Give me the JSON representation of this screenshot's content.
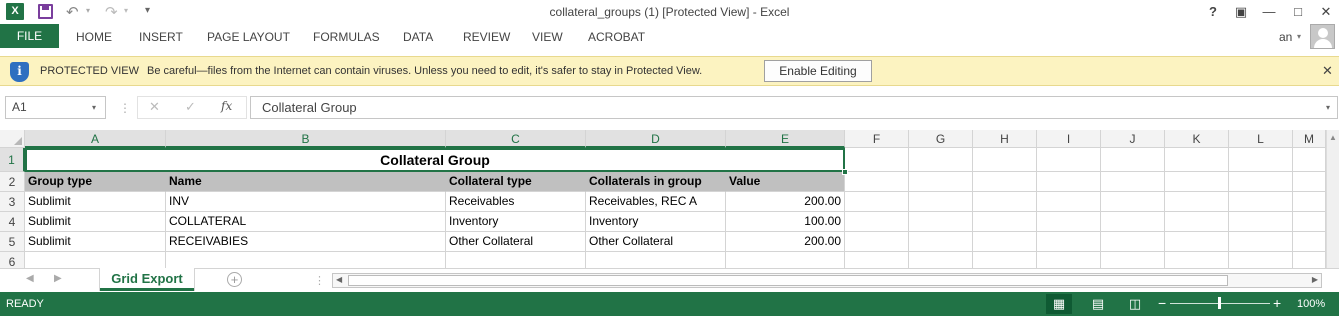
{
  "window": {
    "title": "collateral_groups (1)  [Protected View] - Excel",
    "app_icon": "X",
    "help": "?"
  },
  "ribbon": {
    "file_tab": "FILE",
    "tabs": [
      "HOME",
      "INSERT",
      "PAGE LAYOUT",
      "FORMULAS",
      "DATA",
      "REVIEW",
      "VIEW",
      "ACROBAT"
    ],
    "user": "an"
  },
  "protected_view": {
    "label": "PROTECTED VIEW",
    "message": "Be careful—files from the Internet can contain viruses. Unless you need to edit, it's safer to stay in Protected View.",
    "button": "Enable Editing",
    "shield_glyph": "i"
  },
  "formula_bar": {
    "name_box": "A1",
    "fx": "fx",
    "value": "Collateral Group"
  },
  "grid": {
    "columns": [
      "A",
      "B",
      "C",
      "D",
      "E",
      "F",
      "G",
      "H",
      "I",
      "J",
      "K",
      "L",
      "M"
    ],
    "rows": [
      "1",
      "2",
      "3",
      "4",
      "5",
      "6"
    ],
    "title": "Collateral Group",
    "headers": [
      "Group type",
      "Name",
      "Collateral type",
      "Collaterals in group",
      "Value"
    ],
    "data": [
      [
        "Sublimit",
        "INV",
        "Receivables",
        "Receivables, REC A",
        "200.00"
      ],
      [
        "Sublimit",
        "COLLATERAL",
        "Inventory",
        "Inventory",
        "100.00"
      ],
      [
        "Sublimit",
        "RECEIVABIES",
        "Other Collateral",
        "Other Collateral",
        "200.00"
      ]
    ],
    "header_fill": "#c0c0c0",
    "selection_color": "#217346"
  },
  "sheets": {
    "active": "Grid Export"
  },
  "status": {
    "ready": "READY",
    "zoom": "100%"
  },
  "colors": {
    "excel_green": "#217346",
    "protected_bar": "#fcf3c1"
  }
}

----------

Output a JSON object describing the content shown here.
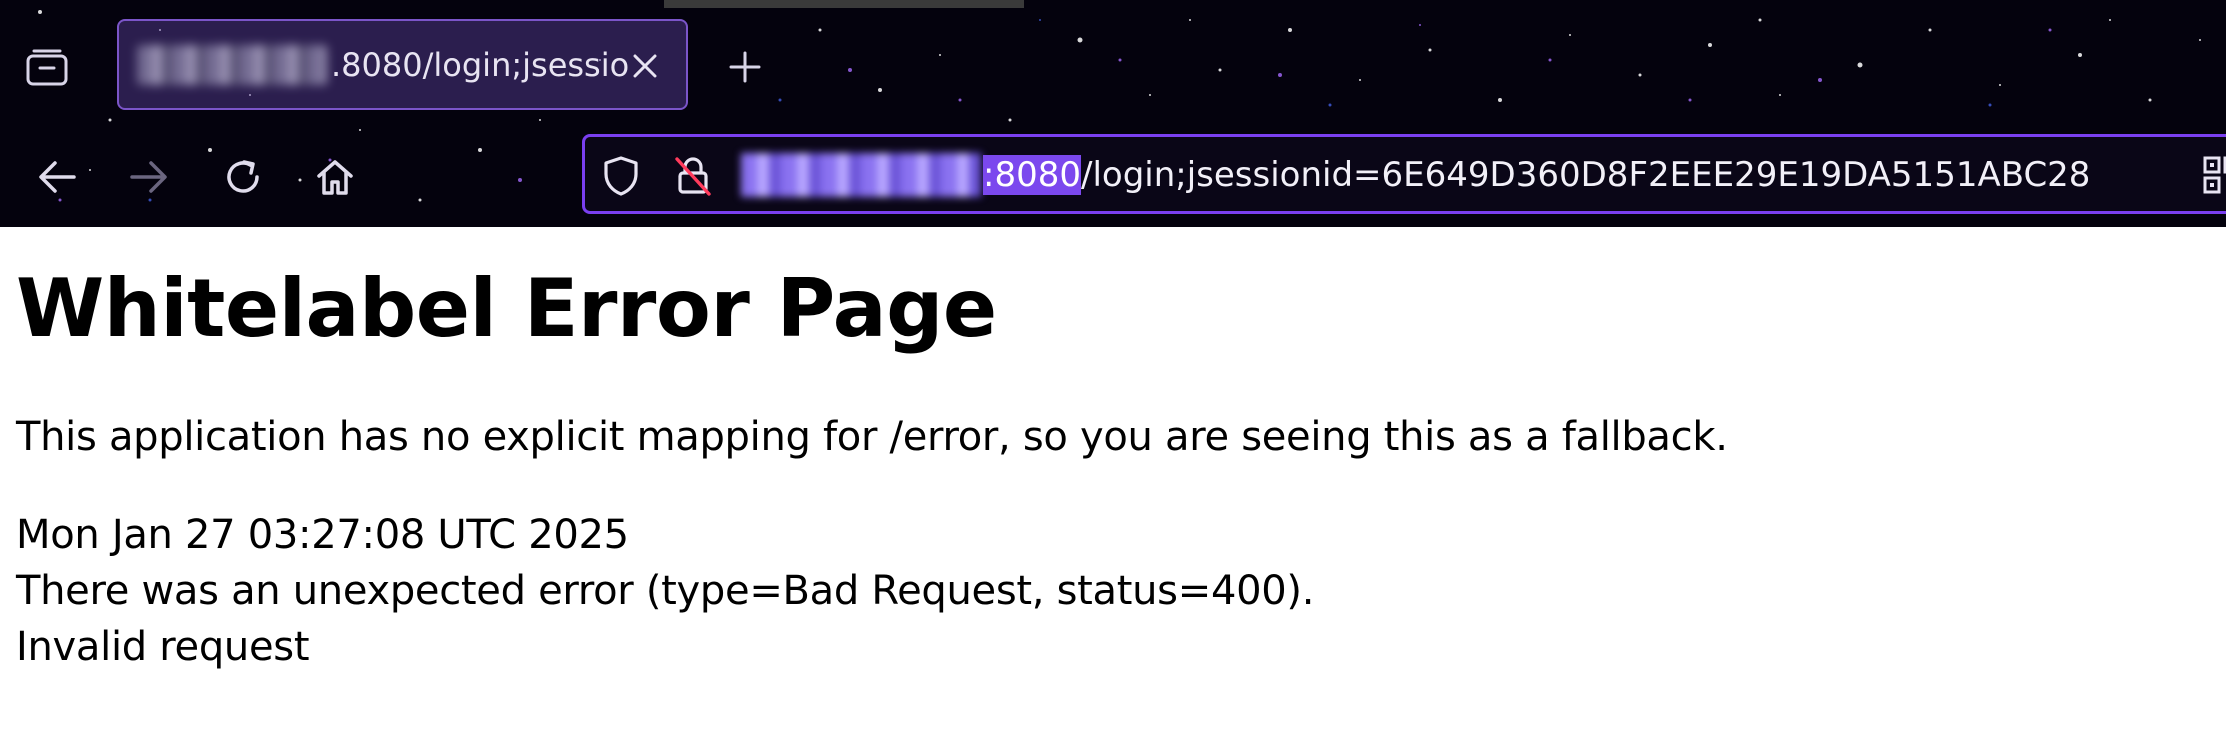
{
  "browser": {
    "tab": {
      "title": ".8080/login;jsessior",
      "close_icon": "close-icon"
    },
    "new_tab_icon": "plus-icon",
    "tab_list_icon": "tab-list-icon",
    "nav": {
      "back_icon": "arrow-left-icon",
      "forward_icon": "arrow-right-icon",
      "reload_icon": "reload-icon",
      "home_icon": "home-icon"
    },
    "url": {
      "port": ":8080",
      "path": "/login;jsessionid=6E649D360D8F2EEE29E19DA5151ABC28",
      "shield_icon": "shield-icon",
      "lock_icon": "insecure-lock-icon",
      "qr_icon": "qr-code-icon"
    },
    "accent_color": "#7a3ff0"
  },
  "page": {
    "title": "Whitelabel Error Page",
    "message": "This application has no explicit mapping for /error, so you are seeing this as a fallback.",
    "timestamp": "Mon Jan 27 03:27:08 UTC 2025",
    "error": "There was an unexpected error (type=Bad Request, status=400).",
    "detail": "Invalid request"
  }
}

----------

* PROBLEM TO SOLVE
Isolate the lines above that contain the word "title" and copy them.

* WRITTEN SOLUTION
    "title": "collateral_groups (1)  [Protected View] - Excel",
    "title": "Collateral Group",
      "title": ".8080/login;jsessior",
    "title": "Whitelabel Error Page",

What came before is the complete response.